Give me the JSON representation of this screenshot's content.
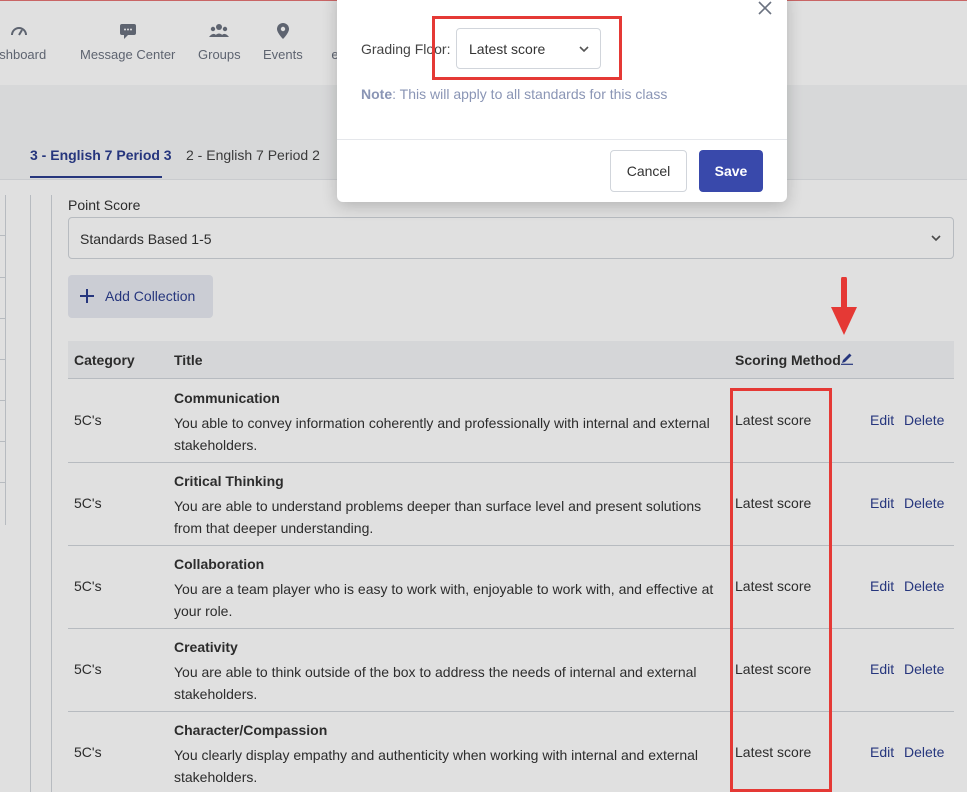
{
  "nav": {
    "items": [
      {
        "label": "ashboard",
        "icon": "dashboard-gauge-icon"
      },
      {
        "label": "Message Center",
        "icon": "chat-bubble-icon"
      },
      {
        "label": "Groups",
        "icon": "group-people-icon"
      },
      {
        "label": "Events",
        "icon": "map-pin-icon"
      },
      {
        "label": "e",
        "icon": ""
      }
    ]
  },
  "tabs": [
    {
      "label": "3 - English 7 Period 3",
      "active": true
    },
    {
      "label": "2 - English 7 Period 2",
      "active": false
    }
  ],
  "point_score": {
    "label": "Point Score",
    "value": "Standards Based 1-5"
  },
  "add_collection": {
    "label": "Add Collection"
  },
  "table": {
    "headers": {
      "category": "Category",
      "title": "Title",
      "scoring_method": "Scoring Method"
    },
    "rows": [
      {
        "category": "5C's",
        "title": "Communication",
        "description": "You able to convey information coherently and professionally with internal and external stakeholders.",
        "method": "Latest score",
        "edit": "Edit",
        "delete": "Delete"
      },
      {
        "category": "5C's",
        "title": "Critical Thinking",
        "description": "You are able to understand problems deeper than surface level and present solutions from that deeper understanding.",
        "method": "Latest score",
        "edit": "Edit",
        "delete": "Delete"
      },
      {
        "category": "5C's",
        "title": "Collaboration",
        "description": "You are a team player who is easy to work with, enjoyable to work with, and effective at your role.",
        "method": "Latest score",
        "edit": "Edit",
        "delete": "Delete"
      },
      {
        "category": "5C's",
        "title": "Creativity",
        "description": "You are able to think outside of the box to address the needs of internal and external stakeholders.",
        "method": "Latest score",
        "edit": "Edit",
        "delete": "Delete"
      },
      {
        "category": "5C's",
        "title": "Character/Compassion",
        "description": "You clearly display empathy and authenticity when working with internal and external stakeholders.",
        "method": "Latest score",
        "edit": "Edit",
        "delete": "Delete"
      }
    ]
  },
  "modal": {
    "grading_floor_label": "Grading Floor:",
    "grading_floor_value": "Latest score",
    "note_prefix": "Note",
    "note_text": ": This will apply to all standards for this class",
    "cancel_label": "Cancel",
    "save_label": "Save"
  },
  "colors": {
    "accent": "#2c3e8f",
    "primary_button": "#3949ab",
    "annotation": "#e53935"
  }
}
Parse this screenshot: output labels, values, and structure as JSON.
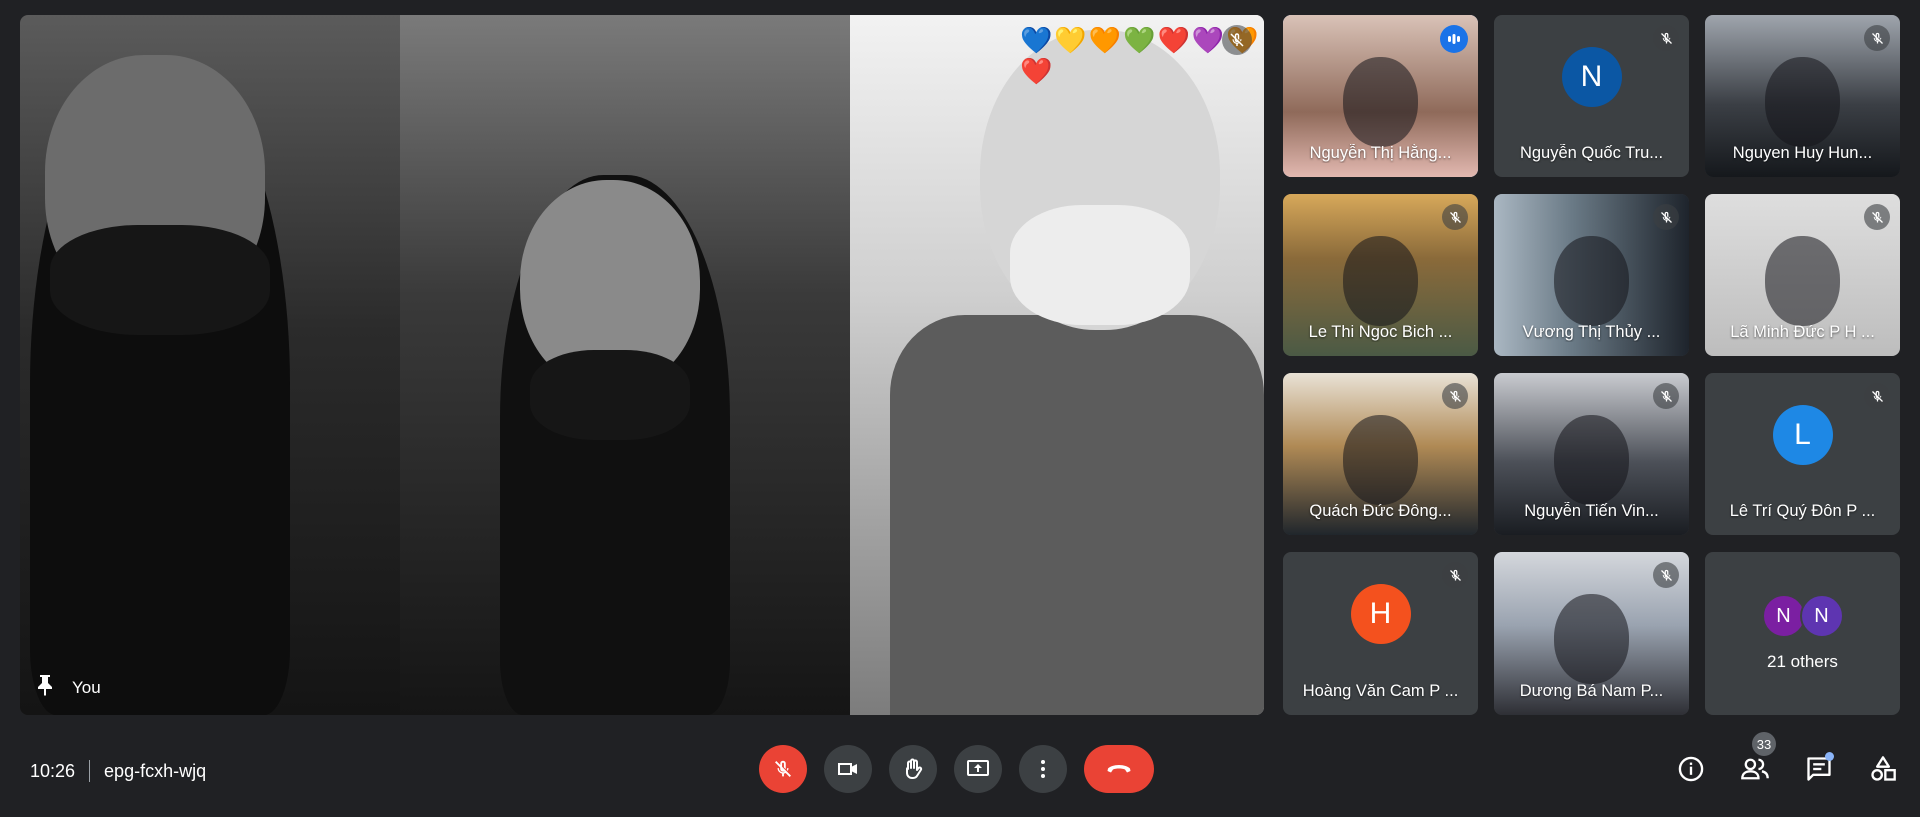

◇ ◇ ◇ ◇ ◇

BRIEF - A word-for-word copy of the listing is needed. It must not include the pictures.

TASK RESPONSE -
Give me the JSON representation of this screenshot's content.
{
  "nav": {
    "items": [
      {
        "label": "ashboard",
        "icon": "dashboard-gauge-icon"
      },
      {
        "label": "Message Center",
        "icon": "chat-bubble-icon"
      },
      {
        "label": "Groups",
        "icon": "group-people-icon"
      },
      {
        "label": "Events",
        "icon": "map-pin-icon"
      },
      {
        "label": "e",
        "icon": ""
      }
    ]
  },
  "tabs": [
    {
      "label": "3 - English 7 Period 3",
      "active": true
    },
    {
      "label": "2 - English 7 Period 2",
      "active": false
    }
  ],
  "point_score": {
    "label": "Point Score",
    "value": "Standards Based 1-5"
  },
  "add_collection": {
    "label": "Add Collection"
  },
  "table": {
    "headers": {
      "category": "Category",
      "title": "Title",
      "scoring_method": "Scoring Method"
    },
    "rows": [
      {
        "category": "5C's",
        "title": "Communication",
        "description": "You able to convey information coherently and professionally with internal and external stakeholders.",
        "method": "Latest score",
        "edit": "Edit",
        "delete": "Delete"
      },
      {
        "category": "5C's",
        "title": "Critical Thinking",
        "description": "You are able to understand problems deeper than surface level and present solutions from that deeper understanding.",
        "method": "Latest score",
        "edit": "Edit",
        "delete": "Delete"
      },
      {
        "category": "5C's",
        "title": "Collaboration",
        "description": "You are a team player who is easy to work with, enjoyable to work with, and effective at your role.",
        "method": "Latest score",
        "edit": "Edit",
        "delete": "Delete"
      },
      {
        "category": "5C's",
        "title": "Creativity",
        "description": "You are able to think outside of the box to address the needs of internal and external stakeholders.",
        "method": "Latest score",
        "edit": "Edit",
        "delete": "Delete"
      },
      {
        "category": "5C's",
        "title": "Character/Compassion",
        "description": "You clearly display empathy and authenticity when working with internal and external stakeholders.",
        "method": "Latest score",
        "edit": "Edit",
        "delete": "Delete"
      }
    ]
  },
  "modal": {
    "grading_floor_label": "Grading Floor:",
    "grading_floor_value": "Latest score",
    "note_prefix": "Note",
    "note_text": ": This will apply to all standards for this class",
    "cancel_label": "Cancel",
    "save_label": "Save"
  },
  "colors": {
    "accent": "#2c3e8f",
    "primary_button": "#3949ab",
    "annotation": "#e53935"
  }
}
Parse this screenshot: output labels, values, and structure as JSON.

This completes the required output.